Since the mobile phone was introduced some three decades ago, there has been a remarkable, steady stream of innovations across the entire mobile value chain, from chipsets and standards to wireless networks, devices and applications. Until very recently, however, mobile apps were used and enjoyed only by the small segment of individuals technically proficient and tenacious enough to install and use.
With the iPhone and App Store, Apple has unleashed mobile apps to the general population, and adoption and use have exploded. Now open in nearly 80 countries, the App Store has attracted more than 35,000 applications, and in less than a year more than 1 billion mobile apps have been downloaded — a milestone that took iTunes more than 3 years to achieve. Apple’s iPhone success has also attracted developers in droves — both existing and new — who are devoting more of their efforts to creating innovative new mobile apps. Competitors are rushing to emulate Apple’s success and strengthen their own mobile app stores.
Shazam, the music recognition app, illustrates the impact that Apple has had on mobile apps. First introduced in 2002, Shazam, like many other mobile apps, languished for years, with few consumers aware of and even fewer accessing, installing, and using the service. Within six weeks of the iPhone 3G’s launch, 1.5 million new users had downloaded Shazam from Apple’s App Store. The fact that Apple featured Shazam in its advertising didn’t hurt either. In the six months since, Shazam has been downloaded more than 35 million times. Small wonder that Chee Wong, Shazam’s COO, calls the iPhone 3G launch the “moment of truth” for Shazam.

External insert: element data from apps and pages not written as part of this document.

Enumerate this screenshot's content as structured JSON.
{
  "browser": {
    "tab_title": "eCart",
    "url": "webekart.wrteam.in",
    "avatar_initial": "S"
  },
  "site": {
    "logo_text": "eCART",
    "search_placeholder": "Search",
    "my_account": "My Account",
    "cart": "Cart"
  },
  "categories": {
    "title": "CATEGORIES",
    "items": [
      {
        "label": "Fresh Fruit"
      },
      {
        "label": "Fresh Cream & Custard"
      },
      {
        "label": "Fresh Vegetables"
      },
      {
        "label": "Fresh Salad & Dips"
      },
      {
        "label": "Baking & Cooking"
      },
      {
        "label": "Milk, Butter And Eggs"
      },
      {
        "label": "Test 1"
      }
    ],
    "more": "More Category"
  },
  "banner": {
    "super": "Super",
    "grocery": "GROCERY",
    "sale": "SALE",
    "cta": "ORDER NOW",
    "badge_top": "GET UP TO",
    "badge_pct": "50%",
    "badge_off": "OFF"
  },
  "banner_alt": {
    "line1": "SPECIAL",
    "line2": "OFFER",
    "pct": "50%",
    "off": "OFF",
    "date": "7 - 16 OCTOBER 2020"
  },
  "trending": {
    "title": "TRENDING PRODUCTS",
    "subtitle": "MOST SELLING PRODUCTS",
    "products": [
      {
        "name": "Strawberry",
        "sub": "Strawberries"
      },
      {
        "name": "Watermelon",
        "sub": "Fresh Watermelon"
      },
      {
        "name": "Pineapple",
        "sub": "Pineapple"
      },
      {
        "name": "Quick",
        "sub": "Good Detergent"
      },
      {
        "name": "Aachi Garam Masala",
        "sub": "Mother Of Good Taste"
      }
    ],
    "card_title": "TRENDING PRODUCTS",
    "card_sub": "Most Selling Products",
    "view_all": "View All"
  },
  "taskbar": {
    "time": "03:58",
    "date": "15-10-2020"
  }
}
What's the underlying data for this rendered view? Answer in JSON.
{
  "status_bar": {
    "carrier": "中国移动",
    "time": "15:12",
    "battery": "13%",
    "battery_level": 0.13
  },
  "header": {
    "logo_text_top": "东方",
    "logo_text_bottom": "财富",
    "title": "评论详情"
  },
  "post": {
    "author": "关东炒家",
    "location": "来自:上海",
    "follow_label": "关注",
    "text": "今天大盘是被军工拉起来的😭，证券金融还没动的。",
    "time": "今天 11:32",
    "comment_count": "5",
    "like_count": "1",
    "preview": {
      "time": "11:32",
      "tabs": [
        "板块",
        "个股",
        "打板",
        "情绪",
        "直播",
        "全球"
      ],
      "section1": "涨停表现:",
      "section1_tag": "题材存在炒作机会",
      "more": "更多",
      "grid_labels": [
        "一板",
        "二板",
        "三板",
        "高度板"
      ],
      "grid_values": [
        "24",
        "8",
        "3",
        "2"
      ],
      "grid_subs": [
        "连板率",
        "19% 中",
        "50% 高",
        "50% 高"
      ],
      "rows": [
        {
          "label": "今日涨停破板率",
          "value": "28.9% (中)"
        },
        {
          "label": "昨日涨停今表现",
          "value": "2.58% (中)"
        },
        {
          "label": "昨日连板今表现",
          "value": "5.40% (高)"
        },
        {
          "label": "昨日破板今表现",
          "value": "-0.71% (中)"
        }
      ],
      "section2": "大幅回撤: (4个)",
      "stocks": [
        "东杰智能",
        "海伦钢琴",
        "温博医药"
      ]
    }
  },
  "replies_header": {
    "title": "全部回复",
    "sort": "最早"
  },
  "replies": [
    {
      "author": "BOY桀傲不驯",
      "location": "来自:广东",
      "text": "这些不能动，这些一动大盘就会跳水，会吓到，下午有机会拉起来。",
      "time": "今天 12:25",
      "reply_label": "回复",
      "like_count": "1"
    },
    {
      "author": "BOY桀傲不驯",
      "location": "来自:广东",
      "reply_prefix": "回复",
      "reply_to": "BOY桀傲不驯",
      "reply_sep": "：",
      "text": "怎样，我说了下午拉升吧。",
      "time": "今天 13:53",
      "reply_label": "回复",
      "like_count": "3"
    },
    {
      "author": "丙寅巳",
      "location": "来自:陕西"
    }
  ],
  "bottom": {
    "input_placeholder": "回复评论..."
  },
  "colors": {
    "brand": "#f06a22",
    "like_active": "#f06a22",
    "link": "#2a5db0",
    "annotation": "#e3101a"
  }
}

In a sense, then, Apple can be credited with unleashing the first wave of mobile app innovation. While few consumers were even familiar with the term a year ago, “mobile app” is now part of the vernacular of individuals young and old. Enter the words into Google, and results (below) show that the phrase has been indexed by Google in various forms nearly 400 million times. And this doesn’t include the huge volume of search results for related terms such as app store (200 million), apstore (21 million) and others.
Figure 1: Google searches for app store-related terms
Source: IMMR Research
As more evidence that Apple has unleashed Mobile Apps, the search volume for the phrase Mobile App – according to Google Trends (visited on April 30, 2009) – has increased nearly six-fold in the last 12 months, and nearly doubled in just the last four months.
Apple has succeeded in part by reducing — if not entirely eliminating — the most egregious “frictions” that historically slowed mobile app innovation and adoption: cumbersome UIs (user interfaces) that made it difficult for consumers to install and use apps, closed operating systems that made it difficult for developers to produce scalable apps, and walled gardens that restricted consumers’ choices.
With competitors rushing to close the gap with iPhone look-alikes and their own App Stores, it might appear as though Apple has found the key to unleashing mobile app innovation. Without a doubt, Apple has demonstrated the importance of four key prerequisites: findability, accessibility, usability, and cost. With competitors “raising their game” on these four dimensions, the rate of mobile app innovation will continue to advance.
What could lead to the next wave of Innovation in mobile apps, and who is likely to lead the charge? While there are many companies pursuing various paths, Google’s strategy, investments and initiatives are fundamental and will likely stimulate the next wave of mobile app innovation. We also believe the next wave of mobile apps will swamp the first and reshape mobile, much in the same way that Wal-Mart fundamentally reshaped the retail landscape in the ’80s.
This research note outlines Google’s strategy to unleash the next wave of mobile innovation, particularly with respect to mobile apps. These efforts will create extraordinary new opportunities, not just for Google, but also for developers, OEMs, end-users and other mobile players. The changes that result also pose significant risks to legacy companies, who could be relegated to a supporting or niche role, or like the retailers who failed to adapt in the face of change brought by Wal-Mart, disappear altogether. Of course, there is no guarantee that Google will succeed, but the logic of its strategy is sound, compelling and likely to unfold in some form.